*Problem details*:
Check each line of the listing below for the string "type", and copy the ones that have it.

(Information provided Opens)

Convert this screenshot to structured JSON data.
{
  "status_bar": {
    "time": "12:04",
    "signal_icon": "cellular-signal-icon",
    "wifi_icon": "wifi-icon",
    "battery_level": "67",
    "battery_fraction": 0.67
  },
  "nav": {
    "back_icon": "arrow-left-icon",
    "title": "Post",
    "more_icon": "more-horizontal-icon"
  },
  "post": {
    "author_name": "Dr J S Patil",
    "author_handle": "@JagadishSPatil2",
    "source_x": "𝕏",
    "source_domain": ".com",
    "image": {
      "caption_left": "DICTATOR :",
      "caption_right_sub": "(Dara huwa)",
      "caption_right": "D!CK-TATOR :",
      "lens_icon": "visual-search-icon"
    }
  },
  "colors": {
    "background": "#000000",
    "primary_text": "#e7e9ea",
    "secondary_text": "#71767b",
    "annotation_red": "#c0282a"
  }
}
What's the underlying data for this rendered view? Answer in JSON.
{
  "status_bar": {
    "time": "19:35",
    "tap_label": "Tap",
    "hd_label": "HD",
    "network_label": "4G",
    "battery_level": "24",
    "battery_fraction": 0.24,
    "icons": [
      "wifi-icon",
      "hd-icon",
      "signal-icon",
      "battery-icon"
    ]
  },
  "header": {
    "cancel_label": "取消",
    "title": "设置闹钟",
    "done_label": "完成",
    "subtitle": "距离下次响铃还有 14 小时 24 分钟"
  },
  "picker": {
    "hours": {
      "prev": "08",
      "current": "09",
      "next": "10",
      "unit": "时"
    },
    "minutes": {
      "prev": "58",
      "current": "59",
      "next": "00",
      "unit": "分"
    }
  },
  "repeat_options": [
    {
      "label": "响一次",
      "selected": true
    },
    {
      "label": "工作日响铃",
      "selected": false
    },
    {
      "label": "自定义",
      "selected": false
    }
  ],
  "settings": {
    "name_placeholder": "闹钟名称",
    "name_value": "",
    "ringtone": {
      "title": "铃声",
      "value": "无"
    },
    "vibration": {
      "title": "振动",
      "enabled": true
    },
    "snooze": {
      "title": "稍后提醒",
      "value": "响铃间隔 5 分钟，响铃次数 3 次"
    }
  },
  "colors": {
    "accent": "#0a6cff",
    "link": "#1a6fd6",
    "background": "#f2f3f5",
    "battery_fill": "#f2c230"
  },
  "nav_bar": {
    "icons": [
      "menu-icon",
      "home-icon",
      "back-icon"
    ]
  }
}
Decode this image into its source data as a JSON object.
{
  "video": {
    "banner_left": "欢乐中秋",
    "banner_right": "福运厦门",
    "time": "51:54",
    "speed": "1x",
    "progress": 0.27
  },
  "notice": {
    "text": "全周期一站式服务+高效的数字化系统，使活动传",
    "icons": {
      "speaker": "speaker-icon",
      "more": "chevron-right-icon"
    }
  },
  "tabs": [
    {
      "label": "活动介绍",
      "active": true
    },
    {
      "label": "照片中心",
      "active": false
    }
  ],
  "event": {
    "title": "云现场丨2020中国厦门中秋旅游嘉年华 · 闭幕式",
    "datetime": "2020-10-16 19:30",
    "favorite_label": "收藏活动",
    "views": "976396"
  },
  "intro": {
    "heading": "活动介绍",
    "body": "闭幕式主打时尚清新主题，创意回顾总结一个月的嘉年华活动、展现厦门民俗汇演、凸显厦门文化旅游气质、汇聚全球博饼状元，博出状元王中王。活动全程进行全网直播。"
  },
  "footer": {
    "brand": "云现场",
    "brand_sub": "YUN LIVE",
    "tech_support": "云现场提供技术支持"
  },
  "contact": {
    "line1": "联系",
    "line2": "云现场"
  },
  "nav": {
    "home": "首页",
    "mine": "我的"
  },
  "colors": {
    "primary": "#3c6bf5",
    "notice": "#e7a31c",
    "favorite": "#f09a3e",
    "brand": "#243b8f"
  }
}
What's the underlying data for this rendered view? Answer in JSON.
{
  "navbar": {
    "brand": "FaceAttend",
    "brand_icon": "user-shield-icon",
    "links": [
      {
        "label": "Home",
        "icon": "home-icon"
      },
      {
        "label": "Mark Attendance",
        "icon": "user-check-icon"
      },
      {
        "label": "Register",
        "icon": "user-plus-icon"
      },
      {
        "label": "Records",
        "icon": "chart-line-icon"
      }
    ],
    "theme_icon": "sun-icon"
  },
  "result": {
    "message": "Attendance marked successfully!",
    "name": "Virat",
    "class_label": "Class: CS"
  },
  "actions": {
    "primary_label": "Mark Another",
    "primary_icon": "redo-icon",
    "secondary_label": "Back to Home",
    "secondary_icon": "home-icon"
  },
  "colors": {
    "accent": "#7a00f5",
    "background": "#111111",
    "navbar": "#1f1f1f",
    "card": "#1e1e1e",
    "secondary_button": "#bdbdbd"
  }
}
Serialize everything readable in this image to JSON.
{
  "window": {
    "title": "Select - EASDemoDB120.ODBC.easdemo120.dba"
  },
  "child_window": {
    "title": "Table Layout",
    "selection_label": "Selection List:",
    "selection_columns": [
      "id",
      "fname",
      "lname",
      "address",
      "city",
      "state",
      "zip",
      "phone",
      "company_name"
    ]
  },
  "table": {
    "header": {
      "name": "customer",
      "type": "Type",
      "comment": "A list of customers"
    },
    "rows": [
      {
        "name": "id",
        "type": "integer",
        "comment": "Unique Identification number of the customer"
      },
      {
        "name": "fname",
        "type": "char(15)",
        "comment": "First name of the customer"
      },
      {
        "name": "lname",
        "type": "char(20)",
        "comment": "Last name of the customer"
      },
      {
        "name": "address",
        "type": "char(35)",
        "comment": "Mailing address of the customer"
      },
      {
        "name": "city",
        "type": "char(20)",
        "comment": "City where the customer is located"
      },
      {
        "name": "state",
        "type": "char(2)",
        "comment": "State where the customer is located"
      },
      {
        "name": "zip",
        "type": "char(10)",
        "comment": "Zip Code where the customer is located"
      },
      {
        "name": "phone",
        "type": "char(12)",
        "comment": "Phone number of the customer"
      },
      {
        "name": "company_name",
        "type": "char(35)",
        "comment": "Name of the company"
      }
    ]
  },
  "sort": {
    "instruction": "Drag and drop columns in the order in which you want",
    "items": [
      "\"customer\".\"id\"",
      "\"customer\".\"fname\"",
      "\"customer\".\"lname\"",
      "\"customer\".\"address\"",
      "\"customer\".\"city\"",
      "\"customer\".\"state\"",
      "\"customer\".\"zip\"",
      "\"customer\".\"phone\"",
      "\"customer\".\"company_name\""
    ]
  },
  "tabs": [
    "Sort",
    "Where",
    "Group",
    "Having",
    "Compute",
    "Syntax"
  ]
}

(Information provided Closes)

*Written solution*:
      "type": "Type",
        "type": "integer",
        "type": "char(15)",
        "type": "char(20)",
        "type": "char(35)",
        "type": "char(20)",
        "type": "char(2)",
        "type": "char(10)",
        "type": "char(12)",
        "type": "char(35)",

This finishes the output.